I want to call someone — a girlfriend … my sister. I need to talk about what just happened, gain some perspective. I reach for my cell and scroll through my contacts. I pause when I reach Katine. She’d only half listen to what I said, and in five minutes we’d be talking about her. I keep scrolling. I reach Court and my heart throbs. Court! I dial her number. Before it can go through, I hang up.
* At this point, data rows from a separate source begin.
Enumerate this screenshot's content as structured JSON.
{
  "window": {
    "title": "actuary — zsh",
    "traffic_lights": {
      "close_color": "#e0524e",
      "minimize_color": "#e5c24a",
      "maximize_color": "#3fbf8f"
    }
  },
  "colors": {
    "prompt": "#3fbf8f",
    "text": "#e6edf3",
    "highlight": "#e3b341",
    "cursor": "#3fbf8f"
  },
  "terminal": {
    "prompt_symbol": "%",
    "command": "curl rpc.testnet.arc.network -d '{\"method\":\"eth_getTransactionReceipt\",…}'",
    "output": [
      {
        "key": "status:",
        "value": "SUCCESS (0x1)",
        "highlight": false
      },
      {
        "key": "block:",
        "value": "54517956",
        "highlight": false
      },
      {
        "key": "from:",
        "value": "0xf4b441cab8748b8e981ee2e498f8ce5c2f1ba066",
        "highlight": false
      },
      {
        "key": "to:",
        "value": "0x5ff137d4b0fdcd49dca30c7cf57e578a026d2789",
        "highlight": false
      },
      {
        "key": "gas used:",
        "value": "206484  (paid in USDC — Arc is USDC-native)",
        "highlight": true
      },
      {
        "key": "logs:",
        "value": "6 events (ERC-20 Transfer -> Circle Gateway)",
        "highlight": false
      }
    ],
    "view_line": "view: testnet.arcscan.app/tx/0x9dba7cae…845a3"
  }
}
I remember humid summers, with air so thick it felt like you were breathing soup into your lungs. We’d get restless at home — my sister and I, running up and down the corridors of our big house, screaming and chasing each other until we’d get in trouble. My mother, exasperated, would send us outside with our nanny, Mattia, while she rested. Mattia made frequent trips to the dollar store for things to do outside. Courtney and I, who spent most shopping excursions at stuffy boutiques, found it endlessly amusing that you could go to a store and everything inside was a dollar. She’d bring us sidewalk chalk, jump ropes, hula hoops, and of course, our favorite — bubbles.
Mattia always saved them for last. She’d pretend that she forgot the big pink container inside, and we’d sigh and pout. At the last minute, she’d pull it out from behind her back, and we’d jump and cheer like she was so clever. We called the bubbles “empty planets” and the game was to pop as many empty planets as you could before they could self-implode and send their debris hurtling toward earth. Mattia would stand underneath a tree for shade and blow them for us. Our legs were perpetually covered in bruises from this game. We got into the habit of tripping each other to reach the empty planets first. We’d run so fast Mattia said we looked like blurs. She called us the Red and the Raven for our respective hair colors. At the end of the game we’d tally up how many bubbles we’d popped. Twenty-seven for Red, Twenty-two for Raven, she’d announce. Then, we’d limp inside happily, rubbing our bruised shins and asking for popsicles. My mother hated the bruises. She made us wear hose to cover them. My mother hated most things associated with me — the tangles in my hair after a bath, the color of my hair, the way I chewed, the way I laughed too loud, the way I flicked my fingernails across my thumb when I was in trouble. If you asked me, then or now, what she actually liked about me, I wouldn’t be able to tell you. What I could tell you was that my childhood was the cool pop of bubbles on my skin. Court and I laughing and breathing soupy air. Mattia giving me hugs to compensate for the sharp words of a distant mother.